War and peace are integral driving forces of human history. Despite all the vicissitudes of fate, mankind has not been able to eradicate state-organized violence, war, as the most potent of influences upon the course of events. Thucydides, the founder of political realism, predicted 2,500 years ago that wars would be part of the life of peoples as long as “fear, honor and interest” were the strongest and most stable motives in the interaction of states. There are two rival maxims on war:
- War is too important to be left to the generals;
- War (and we might add, peace, because making an enduring peace is more challenging than making war) is too important to be left to the politicians.
In these fateful times, our country needs people who will develop a grand strategy to purposefully use all the assets of the state and nation. This includes political and military leaders, who can work toward achieving a just, dignified and lasting peace.
EVN Security Report: May 2023
Mining for Security
Armenia’s vast mines have never been part of its security architecture, nor has the potential securitization of this sector ever been considered a fundamental cornerstone of building alliances or strategic partnerships. Mining-for-security should not be qualified as a political act, but rather, a fundamental security act, Nerses Kopalyan writes.Read more
The West has its “causes célebres” where repressive language against minorities would be countered with outrage. Minorities less propitiously situated in the West’s configuration of interests are worthy of an embarrassed silence. Kevork Oskanian explains.Read more
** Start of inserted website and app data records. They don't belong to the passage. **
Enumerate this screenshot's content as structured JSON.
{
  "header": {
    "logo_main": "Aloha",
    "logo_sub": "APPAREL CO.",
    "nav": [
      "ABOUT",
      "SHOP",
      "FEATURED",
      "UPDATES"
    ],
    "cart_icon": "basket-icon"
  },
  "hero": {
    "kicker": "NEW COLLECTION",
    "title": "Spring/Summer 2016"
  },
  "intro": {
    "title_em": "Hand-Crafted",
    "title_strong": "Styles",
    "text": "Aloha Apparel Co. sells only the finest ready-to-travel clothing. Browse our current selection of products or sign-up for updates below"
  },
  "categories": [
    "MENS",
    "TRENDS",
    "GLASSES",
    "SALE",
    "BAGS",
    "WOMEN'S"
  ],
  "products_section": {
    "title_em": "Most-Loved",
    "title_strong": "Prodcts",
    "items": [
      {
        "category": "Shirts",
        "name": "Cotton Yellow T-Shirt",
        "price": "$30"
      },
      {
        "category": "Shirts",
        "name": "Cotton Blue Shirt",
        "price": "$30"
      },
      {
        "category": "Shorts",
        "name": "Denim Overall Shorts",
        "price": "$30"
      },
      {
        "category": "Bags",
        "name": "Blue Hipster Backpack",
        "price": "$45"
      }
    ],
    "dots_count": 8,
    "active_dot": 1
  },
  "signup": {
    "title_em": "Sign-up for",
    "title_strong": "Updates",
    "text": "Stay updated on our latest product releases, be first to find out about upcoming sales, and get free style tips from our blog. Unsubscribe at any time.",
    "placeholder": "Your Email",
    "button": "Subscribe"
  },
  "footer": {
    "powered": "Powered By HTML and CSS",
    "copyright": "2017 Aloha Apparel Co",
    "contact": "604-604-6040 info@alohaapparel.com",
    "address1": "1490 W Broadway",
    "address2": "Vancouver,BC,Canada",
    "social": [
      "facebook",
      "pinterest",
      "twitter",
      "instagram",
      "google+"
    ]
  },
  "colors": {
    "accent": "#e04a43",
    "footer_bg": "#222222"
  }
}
Without a clear recognition of the reality on the ground, especially Azerbaijan's obstructionist behavior, and without substantive enforcement instruments provided by international actors, a piece of paper cannot serve as a real peace deal, Tatevik Hayrapetyan writes.Read more